At times we are privileged to walk upon the domes as well, we are elevated by platforms others have constructed. We get to do “our thing” because others have previously laboured, often at great sacrifice. It can properly be argued that, occasionally, one should start a project not quite knowing how it will be completed, though there are plenty of times not to begin. One such project, the completion of which we easily lose sight of is the Christian life. As a song, Brunelleschi's Dome is complete, a gem buried in a field of disappointments. Listen to it. Better still, get the album and hear this song in its own context of sighing, weeping, and longing for the eventual restoration of all things!
Peter Jelleyman graduated from Laidlaw College in 2012 with a BTheol. He currently works as a Data Analyst for Rhema Media in Auckland. Peter enjoys poetry and music, and is particularly interested in what musicians are saying and how they are saying it. Peter blogs in his spare time and relishes any occasion in which he can explore the sonic world of musical synthesizers.
 An example of the artwork here online and below it an image of the Pantheon. The catalog notes are succinct and informative. Dalí & Raphael, Catalogue Raisonné, Fundicio Gala-Salvador Dalí. https://www.salvador-dali.org/en/breaking-news/monographic-dali-raphael/educational-itinerary-dali-rafael/
 Salvador Dalí, 50 Secrets of Magic Craftsmanship, 1948 quoted in: Dalí & Raphael.
 The fourth dimension is a concept tracing much of its modern acceptance to theories postulated by Albert Einstein. Einstein labelled the dimension “time,” “but noted that time is inseparable from space.” Dali’s fascination with a fourth dimension is exemplified in his painting of Christ of Saint John of the Cross who he envisages crucified on a fourth dimensional cube. Much could be said on this topic which embraces the subject of quantum physics, and science fiction’s fascination with time-travel, and mysticism. It suffices to say that Dali explored visualisations of the fourth dimension in many of his paintings.
Can Our Brains See the Fourth Dimension?
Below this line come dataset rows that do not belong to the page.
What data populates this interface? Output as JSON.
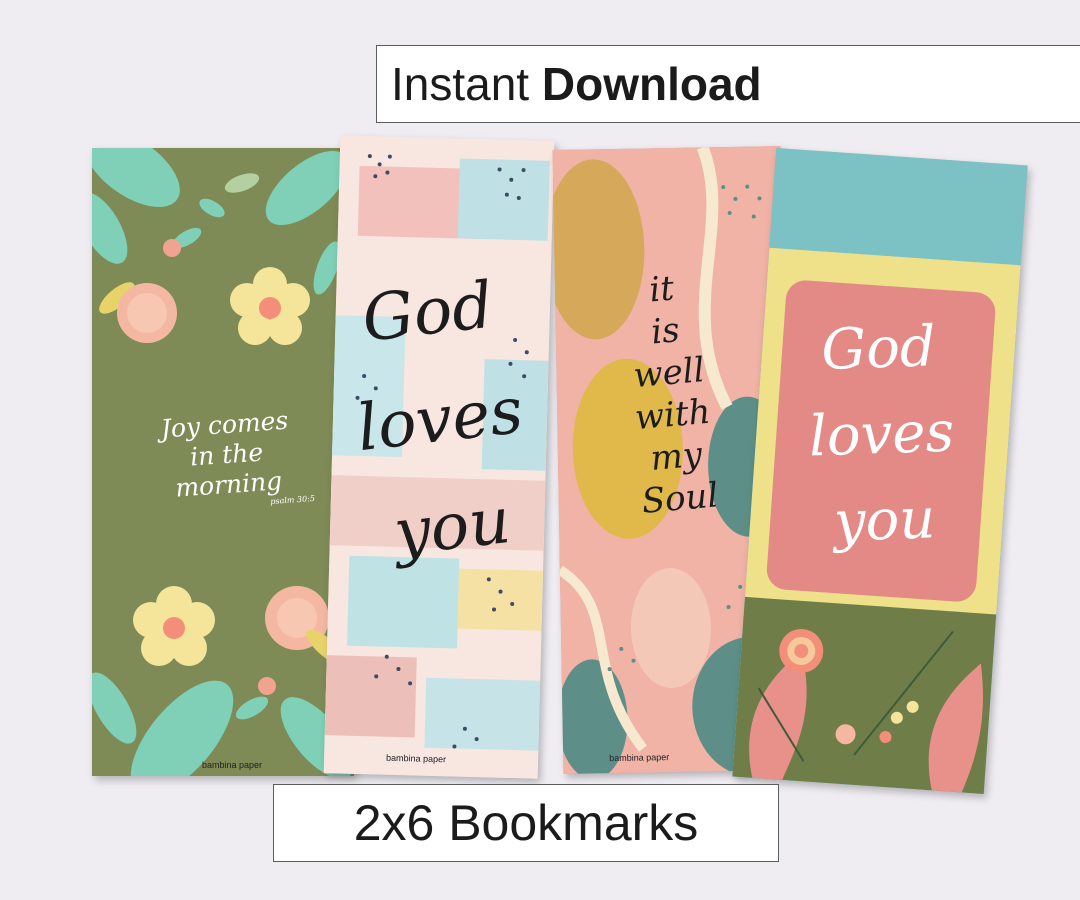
{
  "header": {
    "instant_label": "Instant",
    "download_label": "Download"
  },
  "footer": {
    "product_label": "2x6 Bookmarks"
  },
  "bookmarks": [
    {
      "lines": [
        "Joy comes",
        "in the",
        "morning"
      ],
      "credit": "psalm 30:5",
      "brand": "bambina paper",
      "bg": "#7e8b56"
    },
    {
      "lines": [
        "God",
        "loves",
        "you"
      ],
      "brand": "bambina paper",
      "bg": "#f6e2dc"
    },
    {
      "lines": [
        "it",
        "is",
        "well",
        "with",
        "my",
        "Soul"
      ],
      "brand": "bambina paper",
      "bg": "#e8968f"
    },
    {
      "lines": [
        "God",
        "loves",
        "you"
      ],
      "brand": "",
      "bg": "#7cc1c3"
    }
  ],
  "colors": {
    "background": "#efedf2",
    "olive": "#7e8b56",
    "mint": "#7fd0b7",
    "coral": "#e5857f",
    "teal": "#6fb6b9",
    "yellow": "#efe08a"
  }
}
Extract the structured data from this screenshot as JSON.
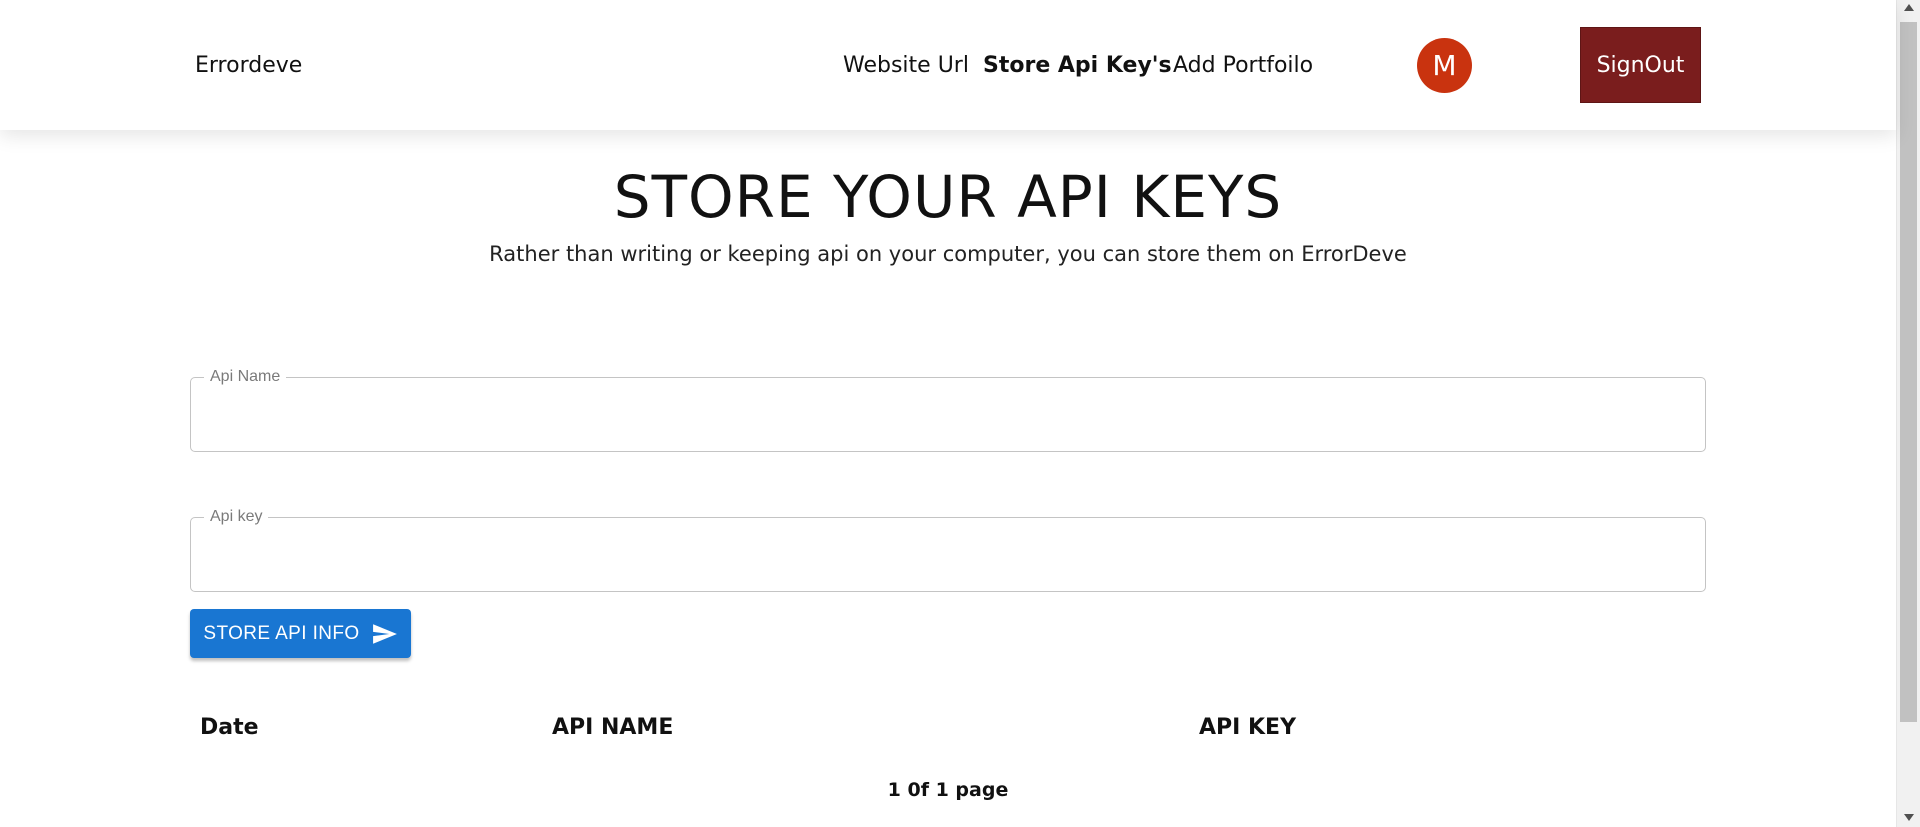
{
  "header": {
    "brand": "Errordeve",
    "nav": {
      "website_url": "Website Url",
      "store_api_keys": "Store Api Key's",
      "add_portfolio": "Add Portfoilo"
    },
    "avatar_initial": "M",
    "signout_label": "SignOut"
  },
  "main": {
    "title": "STORE YOUR API KEYS",
    "subtitle": "Rather than writing or keeping api on your computer, you can store them on ErrorDeve",
    "form": {
      "api_name_label": "Api Name",
      "api_name_value": "",
      "api_key_label": "Api key",
      "api_key_value": "",
      "submit_label": "STORE API INFO"
    },
    "table": {
      "columns": [
        "Date",
        "API NAME",
        "API KEY"
      ],
      "rows": []
    },
    "pagination": "1 0f 1 page"
  },
  "colors": {
    "signout_bg": "#7a1d1d",
    "avatar_bg": "#c9330f",
    "primary_button": "#1976d2"
  },
  "icons": {
    "submit_icon": "send-icon"
  }
}
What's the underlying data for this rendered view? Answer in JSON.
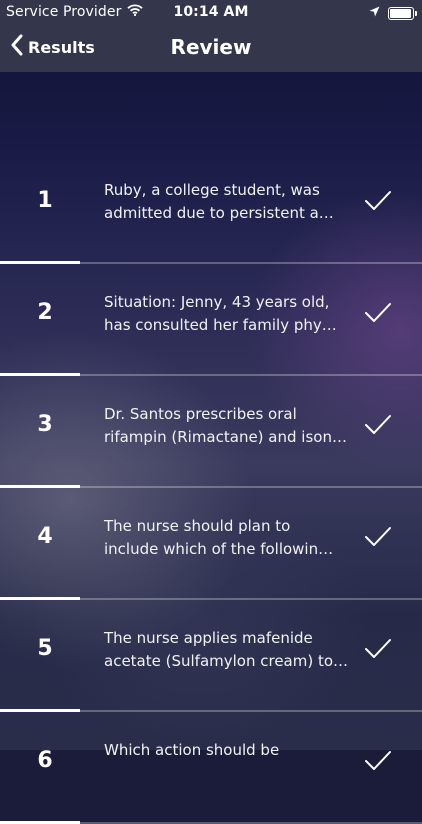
{
  "status_bar": {
    "carrier": "Service Provider",
    "time": "10:14 AM",
    "battery_level": 0.95
  },
  "nav": {
    "back_label": "Results",
    "title": "Review"
  },
  "items": [
    {
      "number": "1",
      "line1": "Ruby, a college student, was",
      "line2": "admitted due to persistent a…",
      "progress": 0.19
    },
    {
      "number": "2",
      "line1": "Situation: Jenny, 43 years old,",
      "line2": "has consulted her  family phy…",
      "progress": 0.19
    },
    {
      "number": "3",
      "line1": "Dr. Santos prescribes oral",
      "line2": "rifampin (Rimactane) and ison…",
      "progress": 0.19
    },
    {
      "number": "4",
      "line1": "The nurse should plan to",
      "line2": "include which of the followin…",
      "progress": 0.19
    },
    {
      "number": "5",
      "line1": "The nurse applies mafenide",
      "line2": "acetate (Sulfamylon cream) to…",
      "progress": 0.19
    },
    {
      "number": "6",
      "line1": "Which action  should  be",
      "line2": "",
      "progress": 0.19
    }
  ],
  "icons": {
    "check": "checkmark-icon",
    "back": "chevron-left-icon",
    "wifi": "wifi-icon",
    "location": "location-arrow-icon",
    "battery": "battery-icon"
  }
}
Molly Edmonds, HowStuffWorks. https://science.howstuffworks.com/science-vs-myth/everyday-myths/see-the-fourth-dimension.htm
Lyrics and music - Derek Lind
Down below, they’re all snarled up in traffic
Driving to distraction
But I’m above all that
I’m on the main attraction
I’m walking on Brunelleschi’s Dome
Yeah, I’m walking on Brunelleschi’s Dome
A couple hours north of Rome
I’m walking on Brunelleschi’s Dome
My darling stands below
On the cobblestones alone
She declined the climb, citing
Claustrophobia and vertigo
But she said, go ahead
Go walk on Brunelleschi’s Dome
So I did
Yeah, I’m walking on Brunelleschi’s Dome …
I’m gonna go to Paris, gonna go to Rome
Gonna see it all before I get home
Gonna see the Duchamps in the
Gonna see the Degas in the d’Orsay too
But right now I’m walking
on Brunelleschi’s Dome
Vivian is the mother of my son’s son
She’s from Italy too
From the city of Milan
Next time we see ‘em
We’ll go out for a drink
And a celebratory dinner
Maybe catch the last supper
Hey Jude, I’m walking on Brunelleschi’s
 Hey Jude, a popular Lennon-McCartney song advises a young man to cheer up and not “carry the world on [his] shoulders.” It specifically recommends he “take a sad song and make it better,” “let her into [his] heart,” and “go and get her.” So many of Derek Lind’s memories recall the love of a woman and her enduring shadow that he might almost be taking their advice to “let her under your skin.” Hey Jude lyrics Sony/ATV Music Publishing LLC, Unison Rights S.L https://www.google.com/search?q=lyrics%3A+hey+jude&rlz=1C1VDKB_enNZ1025NZ1025&oq=lyrics%3A+hey+jude&aqs=chrome..69i57j69i58.6272j0j7&sourceid=chrome&ie=UTF-8